*WHAT YOU HAVE TO DO:*
Find each line below that includes "defined", then copy it.

*DATA PROVIDED:*
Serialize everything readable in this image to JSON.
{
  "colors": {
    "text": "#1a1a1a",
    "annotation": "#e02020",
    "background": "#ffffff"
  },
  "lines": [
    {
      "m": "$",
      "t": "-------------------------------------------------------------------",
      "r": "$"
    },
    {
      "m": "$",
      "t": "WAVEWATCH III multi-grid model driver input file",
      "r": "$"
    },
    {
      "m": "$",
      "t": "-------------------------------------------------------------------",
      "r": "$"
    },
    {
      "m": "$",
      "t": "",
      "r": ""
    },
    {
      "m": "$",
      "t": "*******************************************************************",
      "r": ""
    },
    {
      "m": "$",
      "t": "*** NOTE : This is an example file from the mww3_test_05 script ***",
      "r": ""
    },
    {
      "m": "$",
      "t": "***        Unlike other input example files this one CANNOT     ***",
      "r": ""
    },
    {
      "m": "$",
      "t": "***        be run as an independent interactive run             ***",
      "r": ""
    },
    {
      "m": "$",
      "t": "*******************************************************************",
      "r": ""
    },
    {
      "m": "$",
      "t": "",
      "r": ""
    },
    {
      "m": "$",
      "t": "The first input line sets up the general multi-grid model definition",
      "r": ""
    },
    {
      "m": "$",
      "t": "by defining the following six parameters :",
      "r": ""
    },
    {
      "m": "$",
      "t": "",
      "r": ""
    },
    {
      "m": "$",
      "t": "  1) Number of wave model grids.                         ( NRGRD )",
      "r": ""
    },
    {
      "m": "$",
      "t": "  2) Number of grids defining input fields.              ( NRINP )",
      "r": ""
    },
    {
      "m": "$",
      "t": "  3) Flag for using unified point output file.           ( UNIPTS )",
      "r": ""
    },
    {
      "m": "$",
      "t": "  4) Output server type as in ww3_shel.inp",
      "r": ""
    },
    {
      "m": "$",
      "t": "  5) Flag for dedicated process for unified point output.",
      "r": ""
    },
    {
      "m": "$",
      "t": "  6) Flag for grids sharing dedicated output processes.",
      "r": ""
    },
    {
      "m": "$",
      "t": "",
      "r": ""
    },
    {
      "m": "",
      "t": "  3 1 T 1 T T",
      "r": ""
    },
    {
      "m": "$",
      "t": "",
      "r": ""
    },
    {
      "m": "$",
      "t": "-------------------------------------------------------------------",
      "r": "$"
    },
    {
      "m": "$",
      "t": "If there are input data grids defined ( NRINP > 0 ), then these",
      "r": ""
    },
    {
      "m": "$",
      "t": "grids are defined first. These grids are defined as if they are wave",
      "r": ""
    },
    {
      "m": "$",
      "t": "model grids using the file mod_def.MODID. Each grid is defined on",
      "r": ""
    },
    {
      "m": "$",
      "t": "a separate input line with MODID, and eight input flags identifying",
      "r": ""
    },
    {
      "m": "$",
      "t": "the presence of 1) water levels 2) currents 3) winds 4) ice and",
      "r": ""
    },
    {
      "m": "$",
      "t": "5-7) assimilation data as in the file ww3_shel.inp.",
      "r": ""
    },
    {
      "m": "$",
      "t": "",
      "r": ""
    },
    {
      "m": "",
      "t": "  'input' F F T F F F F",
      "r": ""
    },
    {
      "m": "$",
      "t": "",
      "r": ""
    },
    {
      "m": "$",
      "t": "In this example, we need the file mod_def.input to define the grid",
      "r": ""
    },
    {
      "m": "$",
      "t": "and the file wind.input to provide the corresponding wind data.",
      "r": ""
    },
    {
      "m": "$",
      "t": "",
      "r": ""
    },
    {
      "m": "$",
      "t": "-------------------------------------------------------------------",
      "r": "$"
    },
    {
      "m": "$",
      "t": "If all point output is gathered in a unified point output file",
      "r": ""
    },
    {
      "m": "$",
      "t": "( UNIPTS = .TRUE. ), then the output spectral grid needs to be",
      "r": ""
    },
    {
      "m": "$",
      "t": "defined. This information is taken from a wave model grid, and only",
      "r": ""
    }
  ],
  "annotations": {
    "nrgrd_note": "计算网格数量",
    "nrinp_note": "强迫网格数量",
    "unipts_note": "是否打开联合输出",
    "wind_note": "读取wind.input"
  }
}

*EXERCISE SOLUTION:*
      "t": "If there are input data grids defined ( NRINP > 0 ), then these",
      "t": "grids are defined first. These grids are defined as if they are wave",
      "t": "model grids using the file mod_def.MODID. Each grid is defined on",
      "t": "defined. This information is taken from a wave model grid, and only",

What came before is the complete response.